"It's been a huge challenge," said Michal Malasek, whose construction company was tasked with refurbishing the villa while staying faithful to its design. "I have never worked on anything of such prestige."
About 80 percent of the villa's original features have been preserved, making it "the most authentic Mies van der Rohe building on the European continent," said Iveta Cerna, an architect from Brno's municipal museum who has looked after the villa since 2002.
Good fortune played its part: An original bathtub, missing since the 1940s, was found in a nearby house; and a curved wall of Macassar ebony was discovered at a dining hall inside Brno's Law School, where it had been taken to spruce up a bar built for Nazi officers.
Brno experienced a building boom in the late 1920s that reflected the growing confidence of the city in the independent Czechoslovakia, created in 1918. Grete and Fritz Tugendhats, co-owners of wool factories and part of a large German-speaking Jewish community in the city, were able to commission the home of their dreams from Mies van der Rohe.
"I truly longed for a modern spacious house with clear, simple shapes," Grete Tugendhat said in a 1969 lecture in Brno.
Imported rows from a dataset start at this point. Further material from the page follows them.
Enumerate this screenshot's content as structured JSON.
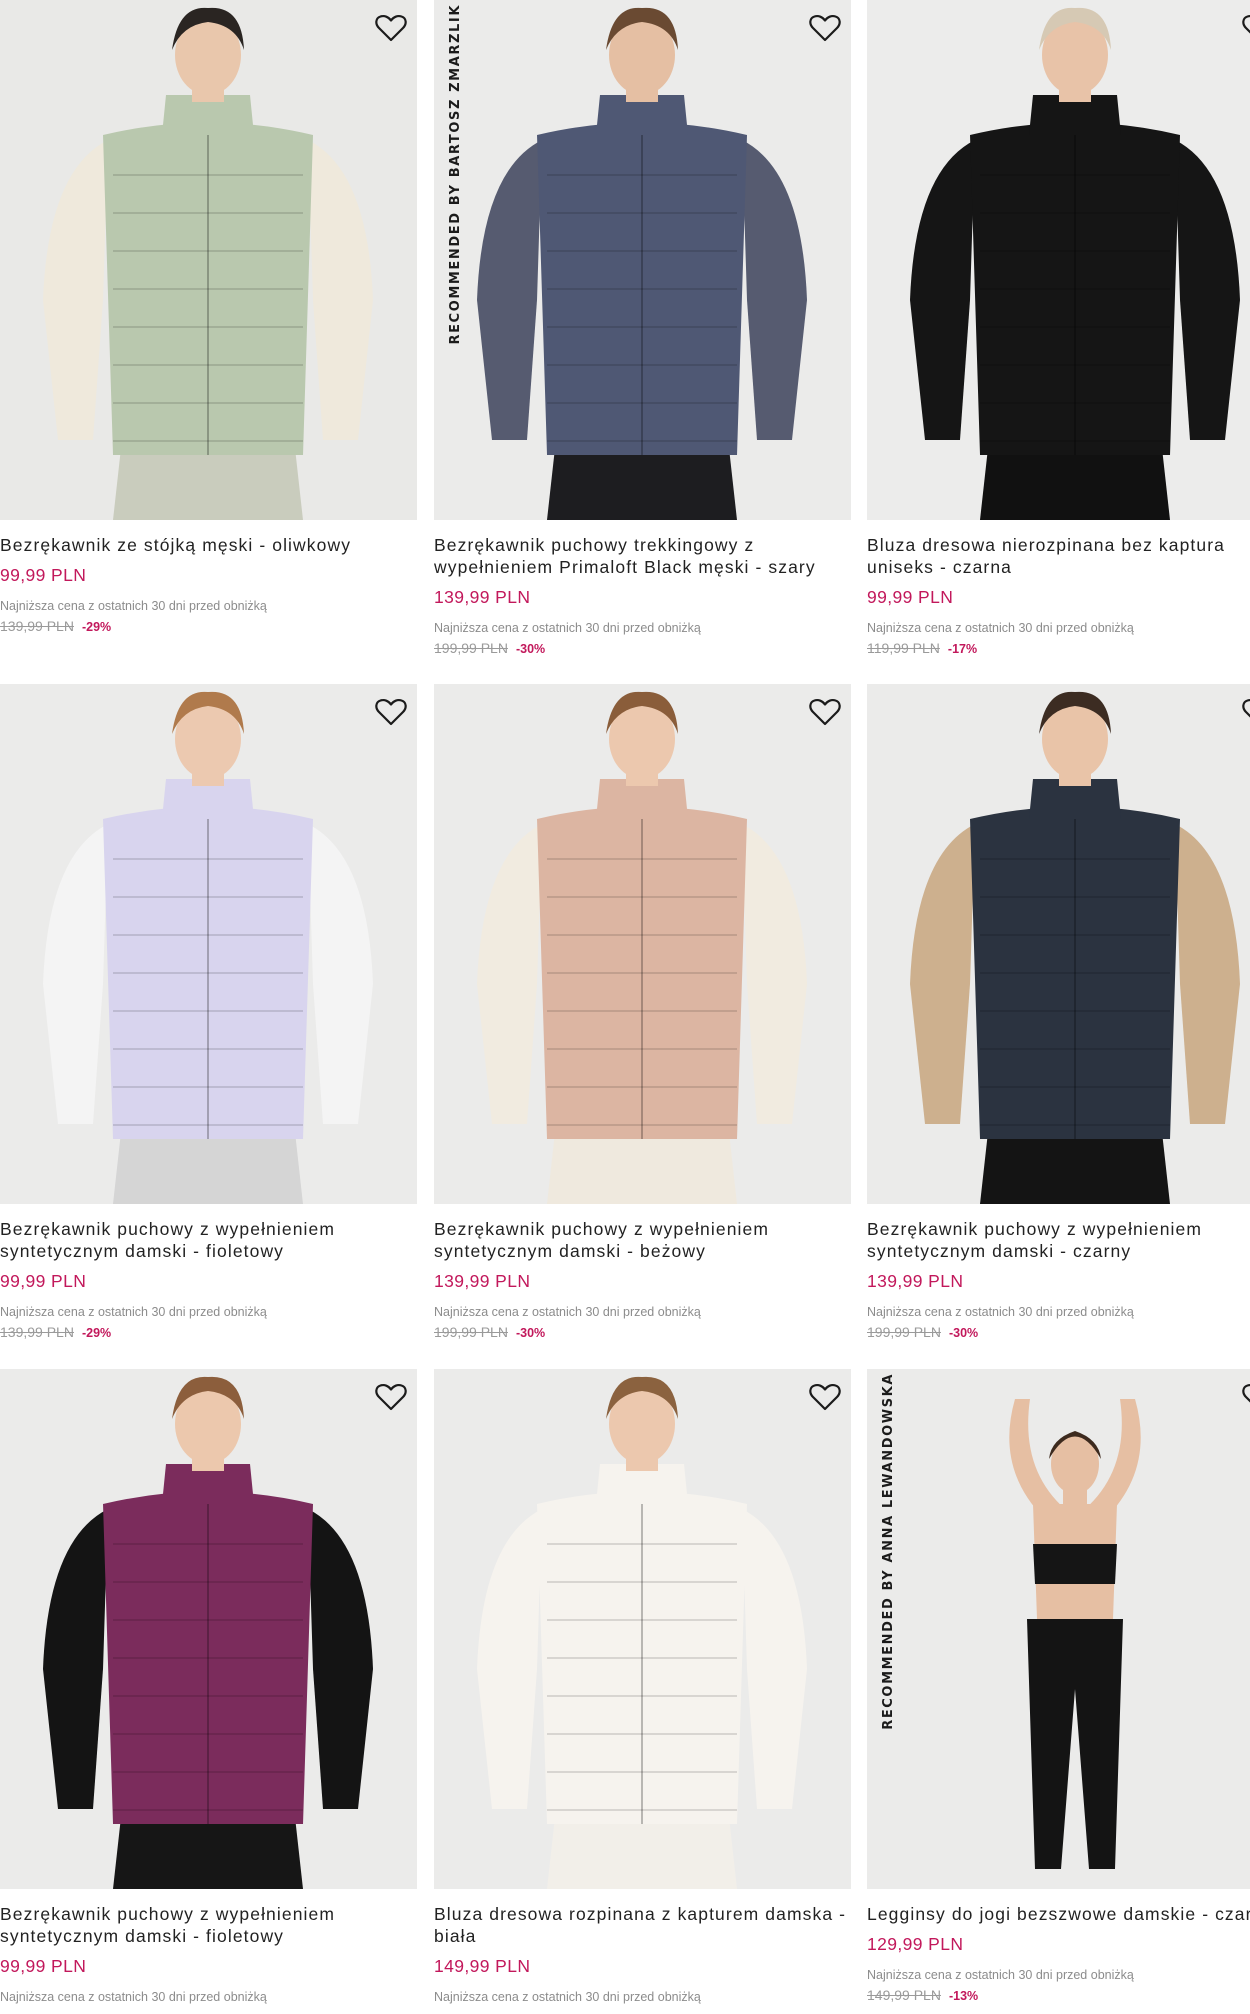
{
  "products": [
    {
      "title": "Bezrękawnik ze stójką męski - oliwkowy",
      "price": "99,99 PLN",
      "lowest_note": "Najniższa cena z ostatnich 30 dni przed obniżką",
      "old_price": "139,99 PLN",
      "discount": "-29%",
      "recommended": "",
      "colors": {
        "bg": "#e9e9e7",
        "garment": "#b9c8ae",
        "sleeve": "#efe9dc",
        "skin": "#e9c7ac",
        "hair": "#2a2522",
        "legs": "#c9ccbd"
      }
    },
    {
      "title": "Bezrękawnik puchowy trekkingowy z wypełnieniem Primaloft Black męski - szary",
      "price": "139,99 PLN",
      "lowest_note": "Najniższa cena z ostatnich 30 dni przed obniżką",
      "old_price": "199,99 PLN",
      "discount": "-30%",
      "recommended": "RECOMMENDED BY BARTOSZ ZMARZLIK",
      "colors": {
        "bg": "#ebebea",
        "garment": "#4f5874",
        "sleeve": "#565b70",
        "skin": "#e5bfa3",
        "hair": "#6a4a32",
        "legs": "#1d1d20"
      }
    },
    {
      "title": "Bluza dresowa nierozpinana bez kaptura uniseks - czarna",
      "price": "99,99 PLN",
      "lowest_note": "Najniższa cena z ostatnich 30 dni przed obniżką",
      "old_price": "119,99 PLN",
      "discount": "-17%",
      "recommended": "",
      "colors": {
        "bg": "#ececeb",
        "garment": "#151515",
        "sleeve": "#151515",
        "skin": "#e8c3a8",
        "hair": "#d6c9b4",
        "legs": "#111111"
      }
    },
    {
      "title": "Bezrękawnik puchowy z wypełnieniem syntetycznym damski - fioletowy",
      "price": "99,99 PLN",
      "lowest_note": "Najniższa cena z ostatnich 30 dni przed obniżką",
      "old_price": "139,99 PLN",
      "discount": "-29%",
      "recommended": "",
      "colors": {
        "bg": "#ebebea",
        "garment": "#d8d4ee",
        "sleeve": "#f4f4f4",
        "skin": "#ecc9b0",
        "hair": "#b07a4c",
        "legs": "#d5d5d5"
      }
    },
    {
      "title": "Bezrękawnik puchowy z wypełnieniem syntetycznym damski - beżowy",
      "price": "139,99 PLN",
      "lowest_note": "Najniższa cena z ostatnich 30 dni przed obniżką",
      "old_price": "199,99 PLN",
      "discount": "-30%",
      "recommended": "",
      "colors": {
        "bg": "#ebebea",
        "garment": "#dcb5a2",
        "sleeve": "#f1ebe0",
        "skin": "#ecc8ae",
        "hair": "#8a5d3a",
        "legs": "#efe9de"
      }
    },
    {
      "title": "Bezrękawnik puchowy z wypełnieniem syntetycznym damski - czarny",
      "price": "139,99 PLN",
      "lowest_note": "Najniższa cena z ostatnich 30 dni przed obniżką",
      "old_price": "199,99 PLN",
      "discount": "-30%",
      "recommended": "",
      "colors": {
        "bg": "#ebebea",
        "garment": "#2b3340",
        "sleeve": "#cdb08e",
        "skin": "#e9c4a8",
        "hair": "#3c2c22",
        "legs": "#141414"
      }
    },
    {
      "title": "Bezrękawnik puchowy z wypełnieniem syntetycznym damski - fioletowy",
      "price": "99,99 PLN",
      "lowest_note": "Najniższa cena z ostatnich 30 dni przed obniżką",
      "old_price": "",
      "discount": "",
      "recommended": "",
      "colors": {
        "bg": "#ebebea",
        "garment": "#7b2c5c",
        "sleeve": "#141414",
        "skin": "#ecc8ad",
        "hair": "#8c5e3c",
        "legs": "#161616"
      }
    },
    {
      "title": "Bluza dresowa rozpinana z kapturem damska - biała",
      "price": "149,99 PLN",
      "lowest_note": "Najniższa cena z ostatnich 30 dni przed obniżką",
      "old_price": "",
      "discount": "",
      "recommended": "",
      "colors": {
        "bg": "#ebebea",
        "garment": "#f6f3ee",
        "sleeve": "#f6f3ee",
        "skin": "#ecc8ae",
        "hair": "#8b623f",
        "legs": "#f2efe9"
      }
    },
    {
      "title": "Legginsy do jogi bezszwowe damskie - czarne",
      "price": "129,99 PLN",
      "lowest_note": "Najniższa cena z ostatnich 30 dni przed obniżką",
      "old_price": "149,99 PLN",
      "discount": "-13%",
      "recommended": "RECOMMENDED BY ANNA LEWANDOWSKA",
      "colors": {
        "bg": "#ebebea",
        "garment": "#151515",
        "sleeve": "#e6bfa3",
        "skin": "#e6bfa3",
        "hair": "#3d2a1e",
        "legs": "#141414"
      }
    }
  ],
  "icons": {
    "favorite": "heart-outline-icon"
  }
}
Her husband died in 1958 and never saw it again after the family fled Czechoslovakia in 1938, a year before the Nazis took power.
Grete Tugendhat returned from her home in Switzerland to visit the house several times, first in 1967. She died in 1970. Efforts by the family to claim their former property back after the collapse of communism in 1989 failed.
After the war, the building hosted a private dance school before the communist Czechoslovakia took it over in 1950; it served as a rehabilitation center for children with spinal defects until the end of the 1960s. The city of Brno has owned it since 1980.
On a recent sunny day, workers were polishing the staircase of Italian white travertine that leads from the terrace to the garden. In the living space, the curved ebony wall was wrapped in cloth to prevent any damage. In winter, when the sun is low and its beams are penetrating the onyx wall at the right angle, its color changes in some parts to shine in orange and dark-red hues.
"We know from Grete that Mies himself was surprised by this unique effect," said Cerna, the Brno architect. The house's charm "is in the changes. It changes with weather; it looks different each season of the year."
Combining a design of pure geometric forms with advanced technologies and exotic materials, Mies van der Rohe satisfied the owners' wish for innovation and originality.
Some replica parts had to be obtained in the last two years: Huge glass panes, one centimeter (0.39 inch) thick, were made in Belgium, while the white linoleum that originally covered the floor was provided by the same German company that made it more than 80 years ago.
Love at first sight
Fritz and Grete Tugendhat lived in the villa with their three children for eight years in the 1930s. Grete said she fell in love with it "from the first moment."
In 1938, the Tugendhats had to leave Czechoslovakia to escape the Nazis, heading first for Switzerland and later for Venezuela. Mies van der Rohe, whose work did not meet Hitler's taste for monumental architecture, also fled the Nazis. He settled in Chicago and designed a number of significant buildings in his new land. He died in 1969.
The Gestapo seized the building after invading Czechoslovakia and - insensitive to the original design - made changes, including erecting several extra walls inside and outside. All but one of the large windows was smashed by Allied bombings.
World Heritage Site
During liberation by the Red Army in 1945, the living space was used as a stable for the officers' horses. And the Communists, who took power here in 1948, tried renovating the villa in the 1980s - but did more harm than good.
The deal that split Czechoslovakia into the Czech Republic and Slovakia in 1992 was signed in the villa, adding to its historical significance.
The idea to restore the villa dates to 2001, when UNESCO declared it a World Heritage Site. City officials now are trying to buy the original pieces of furniture from the families that own them. Said Brno Mayor Roman Onderka, "It would be something extraordinary to get them all."